__Activity__:
Where "kind" occurs in a line of the entries below, copy that line.
── Given records ──
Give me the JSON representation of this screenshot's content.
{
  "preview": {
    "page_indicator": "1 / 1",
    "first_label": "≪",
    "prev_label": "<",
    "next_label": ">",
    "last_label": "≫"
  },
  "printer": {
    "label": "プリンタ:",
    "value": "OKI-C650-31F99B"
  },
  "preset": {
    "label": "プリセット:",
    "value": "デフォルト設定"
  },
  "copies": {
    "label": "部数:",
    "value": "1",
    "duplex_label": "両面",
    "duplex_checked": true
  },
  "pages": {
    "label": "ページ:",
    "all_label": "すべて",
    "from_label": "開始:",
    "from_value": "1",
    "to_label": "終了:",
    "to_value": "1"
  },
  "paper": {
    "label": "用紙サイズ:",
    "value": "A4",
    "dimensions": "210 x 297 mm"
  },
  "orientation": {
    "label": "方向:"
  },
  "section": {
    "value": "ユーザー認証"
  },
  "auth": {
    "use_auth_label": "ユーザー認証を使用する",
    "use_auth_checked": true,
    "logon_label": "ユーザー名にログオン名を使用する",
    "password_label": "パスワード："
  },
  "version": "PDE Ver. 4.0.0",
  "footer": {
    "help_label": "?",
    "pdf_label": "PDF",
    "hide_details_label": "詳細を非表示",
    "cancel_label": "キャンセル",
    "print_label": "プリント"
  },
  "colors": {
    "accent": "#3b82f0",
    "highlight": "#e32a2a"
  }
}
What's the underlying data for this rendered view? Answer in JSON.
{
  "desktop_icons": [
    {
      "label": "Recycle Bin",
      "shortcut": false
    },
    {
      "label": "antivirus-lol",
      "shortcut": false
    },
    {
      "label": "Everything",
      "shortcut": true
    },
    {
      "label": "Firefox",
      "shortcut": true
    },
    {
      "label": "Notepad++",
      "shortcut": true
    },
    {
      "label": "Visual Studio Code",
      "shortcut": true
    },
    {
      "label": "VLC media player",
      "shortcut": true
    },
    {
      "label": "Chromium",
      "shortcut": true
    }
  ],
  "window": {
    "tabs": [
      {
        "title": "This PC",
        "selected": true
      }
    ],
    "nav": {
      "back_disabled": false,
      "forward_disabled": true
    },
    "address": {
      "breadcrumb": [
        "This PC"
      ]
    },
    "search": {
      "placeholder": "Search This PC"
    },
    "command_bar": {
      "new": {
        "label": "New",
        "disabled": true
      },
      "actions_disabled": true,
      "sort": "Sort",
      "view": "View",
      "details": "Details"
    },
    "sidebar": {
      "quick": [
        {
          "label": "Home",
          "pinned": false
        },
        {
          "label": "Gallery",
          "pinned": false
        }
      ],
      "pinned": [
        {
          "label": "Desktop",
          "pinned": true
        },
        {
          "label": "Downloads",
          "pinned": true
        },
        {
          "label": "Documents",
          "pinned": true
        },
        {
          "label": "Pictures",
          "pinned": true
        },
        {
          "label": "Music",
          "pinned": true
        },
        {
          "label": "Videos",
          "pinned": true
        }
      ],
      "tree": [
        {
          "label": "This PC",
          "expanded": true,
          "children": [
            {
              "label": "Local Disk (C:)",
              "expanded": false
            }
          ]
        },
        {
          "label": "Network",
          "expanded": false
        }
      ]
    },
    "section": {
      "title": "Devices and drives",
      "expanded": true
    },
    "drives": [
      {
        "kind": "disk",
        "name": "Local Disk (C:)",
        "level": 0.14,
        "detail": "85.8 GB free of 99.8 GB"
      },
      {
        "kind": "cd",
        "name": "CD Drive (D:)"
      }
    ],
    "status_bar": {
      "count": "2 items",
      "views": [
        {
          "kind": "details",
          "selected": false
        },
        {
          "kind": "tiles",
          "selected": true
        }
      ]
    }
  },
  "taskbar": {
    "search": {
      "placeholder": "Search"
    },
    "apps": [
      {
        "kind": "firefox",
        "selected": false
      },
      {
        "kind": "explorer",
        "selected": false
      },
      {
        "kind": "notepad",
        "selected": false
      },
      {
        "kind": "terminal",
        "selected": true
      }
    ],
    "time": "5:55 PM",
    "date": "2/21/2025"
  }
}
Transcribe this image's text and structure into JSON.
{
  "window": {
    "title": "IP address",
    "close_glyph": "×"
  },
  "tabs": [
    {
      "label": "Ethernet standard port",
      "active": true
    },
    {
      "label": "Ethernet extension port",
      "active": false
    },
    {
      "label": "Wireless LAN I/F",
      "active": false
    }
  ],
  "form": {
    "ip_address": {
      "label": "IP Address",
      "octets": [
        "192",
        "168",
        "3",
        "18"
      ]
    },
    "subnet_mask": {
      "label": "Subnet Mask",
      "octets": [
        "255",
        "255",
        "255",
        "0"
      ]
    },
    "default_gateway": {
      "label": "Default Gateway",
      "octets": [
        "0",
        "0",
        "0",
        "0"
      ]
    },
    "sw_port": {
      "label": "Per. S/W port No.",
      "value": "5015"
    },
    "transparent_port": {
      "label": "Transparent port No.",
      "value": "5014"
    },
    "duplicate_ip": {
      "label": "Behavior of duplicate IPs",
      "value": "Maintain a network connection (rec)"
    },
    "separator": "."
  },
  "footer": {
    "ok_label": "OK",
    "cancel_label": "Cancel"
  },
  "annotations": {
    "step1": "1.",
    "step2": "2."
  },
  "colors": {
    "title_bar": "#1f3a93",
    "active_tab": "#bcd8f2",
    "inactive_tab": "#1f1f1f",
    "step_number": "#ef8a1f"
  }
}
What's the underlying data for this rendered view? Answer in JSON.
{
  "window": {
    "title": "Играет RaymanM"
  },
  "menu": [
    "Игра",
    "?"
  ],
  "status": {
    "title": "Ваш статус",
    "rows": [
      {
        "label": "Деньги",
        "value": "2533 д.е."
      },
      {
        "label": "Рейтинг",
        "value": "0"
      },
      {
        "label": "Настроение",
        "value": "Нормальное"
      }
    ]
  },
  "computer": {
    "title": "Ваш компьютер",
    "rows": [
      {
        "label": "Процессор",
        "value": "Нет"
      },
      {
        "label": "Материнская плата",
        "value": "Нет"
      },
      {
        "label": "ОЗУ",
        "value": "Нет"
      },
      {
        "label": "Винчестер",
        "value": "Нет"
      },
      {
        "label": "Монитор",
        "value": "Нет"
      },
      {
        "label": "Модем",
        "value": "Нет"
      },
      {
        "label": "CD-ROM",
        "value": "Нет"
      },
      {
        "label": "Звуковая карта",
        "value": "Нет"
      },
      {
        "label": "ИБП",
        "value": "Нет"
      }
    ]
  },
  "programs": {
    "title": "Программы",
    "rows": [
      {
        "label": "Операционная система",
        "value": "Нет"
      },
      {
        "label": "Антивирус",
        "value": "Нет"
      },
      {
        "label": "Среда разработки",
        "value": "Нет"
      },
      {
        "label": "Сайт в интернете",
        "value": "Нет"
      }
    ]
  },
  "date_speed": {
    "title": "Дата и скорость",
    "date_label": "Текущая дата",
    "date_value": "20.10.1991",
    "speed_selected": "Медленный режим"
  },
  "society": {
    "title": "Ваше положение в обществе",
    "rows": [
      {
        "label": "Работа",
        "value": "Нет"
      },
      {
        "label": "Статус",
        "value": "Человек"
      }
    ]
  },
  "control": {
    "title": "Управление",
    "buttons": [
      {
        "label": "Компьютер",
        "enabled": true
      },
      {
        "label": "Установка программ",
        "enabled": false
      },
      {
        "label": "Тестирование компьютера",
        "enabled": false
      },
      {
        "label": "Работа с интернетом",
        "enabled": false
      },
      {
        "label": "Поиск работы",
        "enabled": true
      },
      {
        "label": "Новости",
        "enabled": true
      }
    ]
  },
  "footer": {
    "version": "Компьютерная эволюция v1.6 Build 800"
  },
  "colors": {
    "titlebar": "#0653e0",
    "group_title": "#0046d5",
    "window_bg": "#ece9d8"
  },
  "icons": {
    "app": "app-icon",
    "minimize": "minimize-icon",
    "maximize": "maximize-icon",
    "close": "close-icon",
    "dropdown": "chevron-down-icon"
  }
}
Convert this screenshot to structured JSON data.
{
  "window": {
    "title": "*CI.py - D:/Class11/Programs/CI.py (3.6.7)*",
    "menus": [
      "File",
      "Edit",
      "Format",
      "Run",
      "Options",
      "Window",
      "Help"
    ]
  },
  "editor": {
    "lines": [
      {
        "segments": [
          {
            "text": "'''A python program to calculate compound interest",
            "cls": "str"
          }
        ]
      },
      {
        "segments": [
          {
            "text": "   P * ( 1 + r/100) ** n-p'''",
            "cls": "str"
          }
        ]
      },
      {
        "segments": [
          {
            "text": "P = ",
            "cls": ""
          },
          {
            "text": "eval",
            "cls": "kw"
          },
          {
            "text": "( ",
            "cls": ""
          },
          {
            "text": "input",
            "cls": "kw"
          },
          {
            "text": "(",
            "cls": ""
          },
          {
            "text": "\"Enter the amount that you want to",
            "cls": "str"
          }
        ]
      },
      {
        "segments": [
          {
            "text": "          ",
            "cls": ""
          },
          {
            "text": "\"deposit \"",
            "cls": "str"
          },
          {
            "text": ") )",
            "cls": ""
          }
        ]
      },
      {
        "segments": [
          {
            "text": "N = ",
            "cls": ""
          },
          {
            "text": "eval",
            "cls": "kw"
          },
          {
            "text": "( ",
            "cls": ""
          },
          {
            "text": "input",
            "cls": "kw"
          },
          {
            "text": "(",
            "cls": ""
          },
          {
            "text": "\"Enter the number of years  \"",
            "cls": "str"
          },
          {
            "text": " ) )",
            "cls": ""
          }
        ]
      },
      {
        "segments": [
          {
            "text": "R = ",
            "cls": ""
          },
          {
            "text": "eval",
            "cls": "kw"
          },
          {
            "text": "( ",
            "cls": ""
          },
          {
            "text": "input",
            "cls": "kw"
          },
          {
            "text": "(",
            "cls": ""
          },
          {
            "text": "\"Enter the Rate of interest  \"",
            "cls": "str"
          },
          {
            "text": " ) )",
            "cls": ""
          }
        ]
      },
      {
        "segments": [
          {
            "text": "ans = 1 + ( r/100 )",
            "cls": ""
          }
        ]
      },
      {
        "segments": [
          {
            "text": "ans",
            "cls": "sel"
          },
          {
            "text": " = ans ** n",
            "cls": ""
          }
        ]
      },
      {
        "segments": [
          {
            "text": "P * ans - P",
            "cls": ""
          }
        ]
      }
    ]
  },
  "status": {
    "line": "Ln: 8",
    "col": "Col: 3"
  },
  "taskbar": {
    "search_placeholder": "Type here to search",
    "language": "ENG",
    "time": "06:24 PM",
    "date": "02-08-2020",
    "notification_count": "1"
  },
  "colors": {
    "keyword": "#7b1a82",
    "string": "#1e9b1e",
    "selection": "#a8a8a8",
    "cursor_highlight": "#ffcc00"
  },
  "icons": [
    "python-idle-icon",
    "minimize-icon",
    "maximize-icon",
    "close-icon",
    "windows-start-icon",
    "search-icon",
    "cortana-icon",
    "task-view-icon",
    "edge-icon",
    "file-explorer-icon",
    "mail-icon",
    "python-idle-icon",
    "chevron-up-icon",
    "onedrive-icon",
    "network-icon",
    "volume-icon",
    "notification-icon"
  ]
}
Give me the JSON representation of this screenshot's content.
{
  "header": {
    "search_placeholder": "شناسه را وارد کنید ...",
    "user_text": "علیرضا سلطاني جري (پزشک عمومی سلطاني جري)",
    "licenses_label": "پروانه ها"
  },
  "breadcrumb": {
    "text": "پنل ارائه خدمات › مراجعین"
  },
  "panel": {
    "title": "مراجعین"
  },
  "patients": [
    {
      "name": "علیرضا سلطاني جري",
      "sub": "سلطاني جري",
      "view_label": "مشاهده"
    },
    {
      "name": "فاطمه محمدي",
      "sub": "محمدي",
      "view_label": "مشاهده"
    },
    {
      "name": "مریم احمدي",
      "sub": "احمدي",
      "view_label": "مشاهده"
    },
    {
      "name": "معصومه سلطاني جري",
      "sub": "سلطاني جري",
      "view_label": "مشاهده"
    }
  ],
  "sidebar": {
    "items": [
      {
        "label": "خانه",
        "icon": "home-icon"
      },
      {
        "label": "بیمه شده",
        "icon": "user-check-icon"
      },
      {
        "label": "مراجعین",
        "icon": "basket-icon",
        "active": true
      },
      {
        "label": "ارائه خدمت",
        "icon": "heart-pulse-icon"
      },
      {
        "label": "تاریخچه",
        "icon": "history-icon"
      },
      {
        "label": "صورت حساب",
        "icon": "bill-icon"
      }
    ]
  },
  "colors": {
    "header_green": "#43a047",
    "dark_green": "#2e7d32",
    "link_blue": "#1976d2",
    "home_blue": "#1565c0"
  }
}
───
__Answer__:
        "kind": "disk",
        "kind": "cd",
          "kind": "details",
          "kind": "tiles",
        "kind": "firefox",
        "kind": "explorer",
        "kind": "notepad",
        "kind": "terminal",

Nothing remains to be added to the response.